“We have to be clear-eyed, we need to be realistic about the challenges we face. And what we see is a significant, large Russian military build-up,” Stoltenberg told a news conference with Ukraine’s Foreign Minister Dmytro Kuleba in Brussels. He said he did not want to speculate about Russia’s intentions but added: “We see an unusual concentration of troops, and we know that Russia has been willing to use these types of military capabilities before to conduct aggressive actions against Ukraine.” The Russian troop movements have over the past days spurred fears of a possible attack. Moscow has dismissed such suggestions as inflammatory and complained about increasing activity in the region by the NATO transatlantic alliance.
Russia annexed Crimea from Ukraine in 2014 and says the waters around it belong to Moscow now, despite most countries continuing to recognise the peninsula as Ukrainian. Russian-backed separatists took control of Ukraine’s eastern Donbass region that same year and soldiers on both sides continue to be regularly killed in the conflict there. The troop border build-up – which Ukraine last week estimated at 100,000 – was dangerous, said Stoltenberg, because it reduced the amount of warning time, should Russia decide to “conduct a military aggressive action against Ukraine.”
“This is partly forces close to the border between Russia and Ukraine, but it is also partly troops and capabilities which are inside Ukraine, meaning they are in Crimea, which is illegally annexed, and also we see the militants, the separatists in Donbass, which is also part of Ukraine, supported and helped by Russia,” he said.
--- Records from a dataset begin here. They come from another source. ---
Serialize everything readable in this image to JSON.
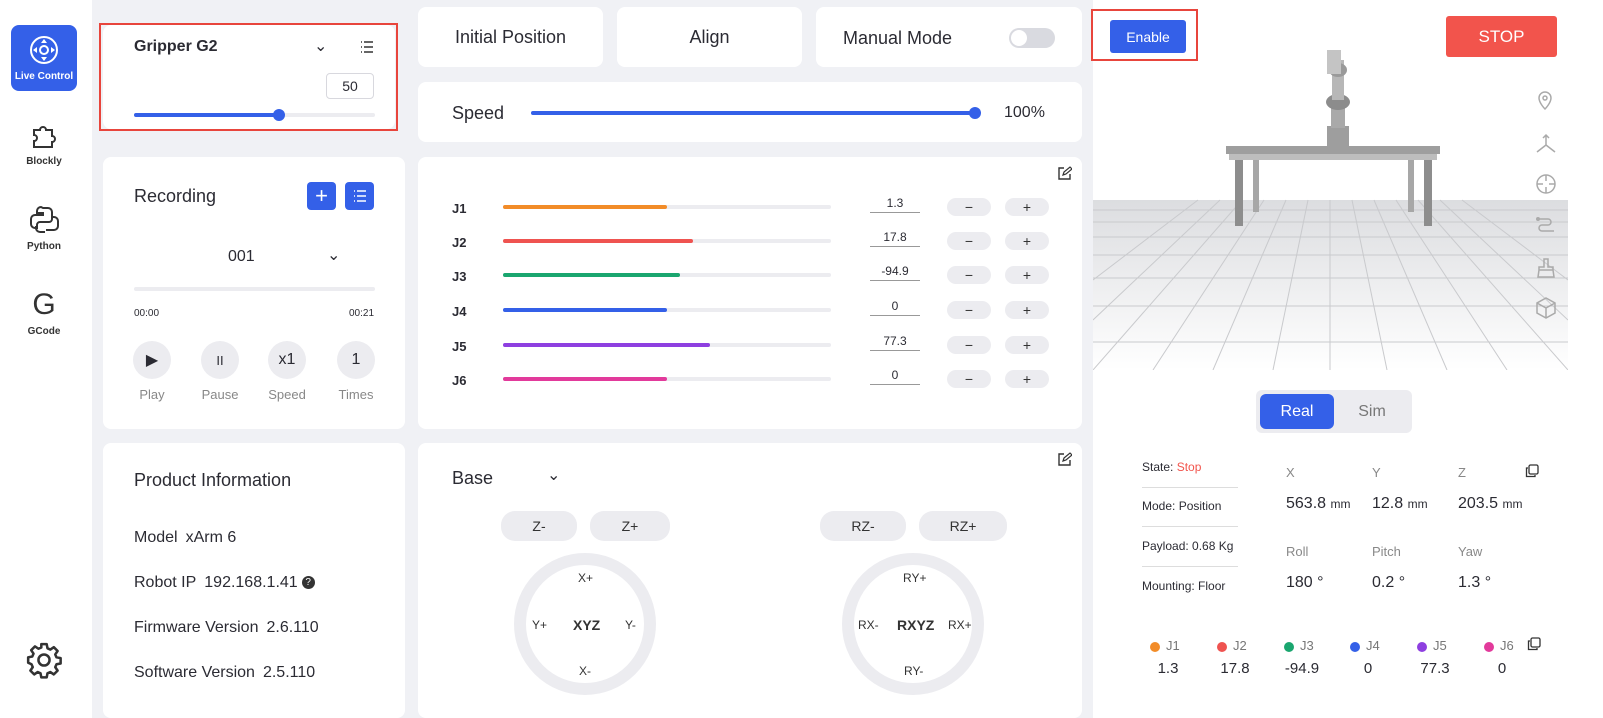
{
  "sidebar": {
    "items": [
      {
        "label": "Live Control",
        "icon": "live-control-icon"
      },
      {
        "label": "Blockly",
        "icon": "puzzle-icon"
      },
      {
        "label": "Python",
        "icon": "python-icon"
      },
      {
        "label": "GCode",
        "icon": "gcode-icon"
      }
    ],
    "settings_icon": "gear-icon"
  },
  "gripper": {
    "name": "Gripper G2",
    "value": "50",
    "level_percent": 60
  },
  "recording": {
    "title": "Recording",
    "selected": "001",
    "time_start": "00:00",
    "time_end": "00:21",
    "controls": [
      {
        "symbol": "▶",
        "label": "Play"
      },
      {
        "symbol": "II",
        "label": "Pause"
      },
      {
        "symbol": "x1",
        "label": "Speed"
      },
      {
        "symbol": "1",
        "label": "Times"
      }
    ]
  },
  "product": {
    "title": "Product Information",
    "model_label": "Model",
    "model": "xArm 6",
    "ip_label": "Robot IP",
    "ip": "192.168.1.41",
    "firmware_label": "Firmware Version",
    "firmware": "2.6.110",
    "software_label": "Software Version",
    "software": "2.5.110"
  },
  "top_buttons": {
    "initial": "Initial Position",
    "align": "Align",
    "manual": "Manual Mode"
  },
  "speed": {
    "label": "Speed",
    "value": "100%",
    "level_percent": 100
  },
  "joints": [
    {
      "name": "J1",
      "value": "1.3",
      "color": "#f28c28",
      "level_percent": 50
    },
    {
      "name": "J2",
      "value": "17.8",
      "color": "#ef5350",
      "level_percent": 58
    },
    {
      "name": "J3",
      "value": "-94.9",
      "color": "#1aa66f",
      "level_percent": 54
    },
    {
      "name": "J4",
      "value": "0",
      "color": "#3460e8",
      "level_percent": 50
    },
    {
      "name": "J5",
      "value": "77.3",
      "color": "#8e3fe0",
      "level_percent": 63
    },
    {
      "name": "J6",
      "value": "0",
      "color": "#e23a9b",
      "level_percent": 50
    }
  ],
  "jog": {
    "frame": "Base",
    "linear": {
      "minus": "Z-",
      "plus": "Z+",
      "top": "X+",
      "bottom": "X-",
      "left": "Y+",
      "right": "Y-",
      "center": "XYZ"
    },
    "rotary": {
      "minus": "RZ-",
      "plus": "RZ+",
      "top": "RY+",
      "bottom": "RY-",
      "left": "RX-",
      "right": "RX+",
      "center": "RXYZ"
    }
  },
  "viewer": {
    "enable": "Enable",
    "stop": "STOP",
    "real": "Real",
    "sim": "Sim",
    "side_icons": [
      "location-icon",
      "axes-icon",
      "crosshair-icon",
      "path-icon",
      "brush-icon",
      "cube-icon"
    ]
  },
  "status": {
    "state_label": "State:",
    "state": "Stop",
    "mode_label": "Mode:",
    "mode": "Position",
    "payload_label": "Payload:",
    "payload": "0.68 Kg",
    "mounting_label": "Mounting:",
    "mounting": "Floor"
  },
  "coords": {
    "x_label": "X",
    "x": "563.8",
    "y_label": "Y",
    "y": "12.8",
    "z_label": "Z",
    "z": "203.5",
    "unit": "mm",
    "roll_label": "Roll",
    "roll": "180 °",
    "pitch_label": "Pitch",
    "pitch": "0.2 °",
    "yaw_label": "Yaw",
    "yaw": "1.3 °"
  },
  "colors": {
    "accent": "#3460e8",
    "stop": "#f2544c",
    "highlight": "#e8453c"
  }
}
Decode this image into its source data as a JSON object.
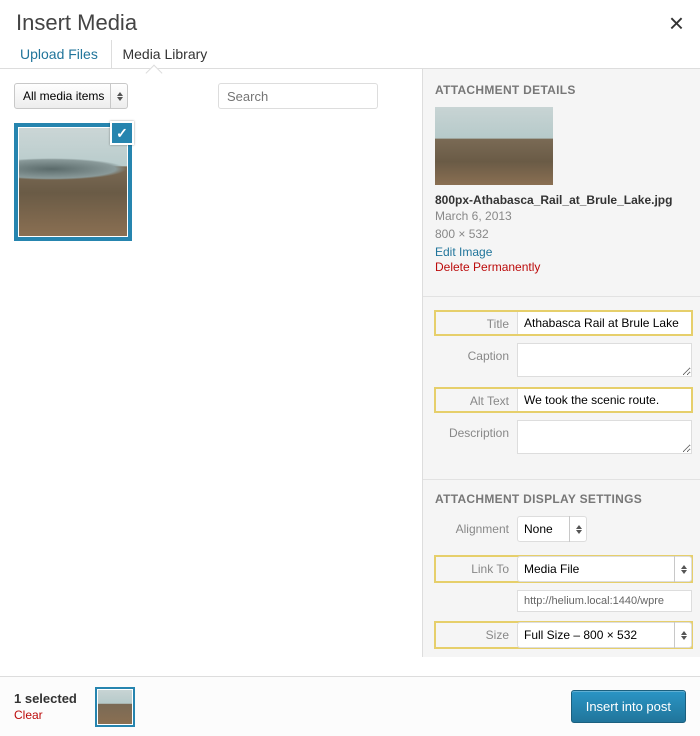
{
  "header": {
    "title": "Insert Media"
  },
  "tabs": {
    "upload": "Upload Files",
    "library": "Media Library"
  },
  "toolbar": {
    "filter": "All media items",
    "search_placeholder": "Search"
  },
  "details": {
    "heading": "ATTACHMENT DETAILS",
    "filename": "800px-Athabasca_Rail_at_Brule_Lake.jpg",
    "date": "March 6, 2013",
    "dimensions": "800 × 532",
    "edit": "Edit Image",
    "delete": "Delete Permanently",
    "fields": {
      "title_label": "Title",
      "title_value": "Athabasca Rail at Brule Lake",
      "caption_label": "Caption",
      "caption_value": "",
      "alt_label": "Alt Text",
      "alt_value": "We took the scenic route.",
      "desc_label": "Description",
      "desc_value": ""
    }
  },
  "display": {
    "heading": "ATTACHMENT DISPLAY SETTINGS",
    "alignment_label": "Alignment",
    "alignment_value": "None",
    "linkto_label": "Link To",
    "linkto_value": "Media File",
    "url": "http://helium.local:1440/wpre",
    "size_label": "Size",
    "size_value": "Full Size – 800 × 532"
  },
  "footer": {
    "selected": "1 selected",
    "clear": "Clear",
    "insert": "Insert into post"
  }
}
A NATO source, asked to describe how Russia is going about deploying its military equipment towards Ukraine, said: “large equipment such as tanks, self-propelled artillery and infantry fighting vehicles is moved at night to avoid tell-tale pictures showing up on social media as they did during the Russian military build-up in spring.” “It can go either way,” Lithuania’s foreign minister Gabrielius Landsbergis told reporters, also on Monday, on the margins of a meeting with his European Union counterparts.
The West cannot exclude a Russian attack on Ukraine while international attention is focused on the Belarus migration crisis, or that Russia establishes a permanent military presence in Belarus, he said.
“I would not exclude that as a possibility,” he said.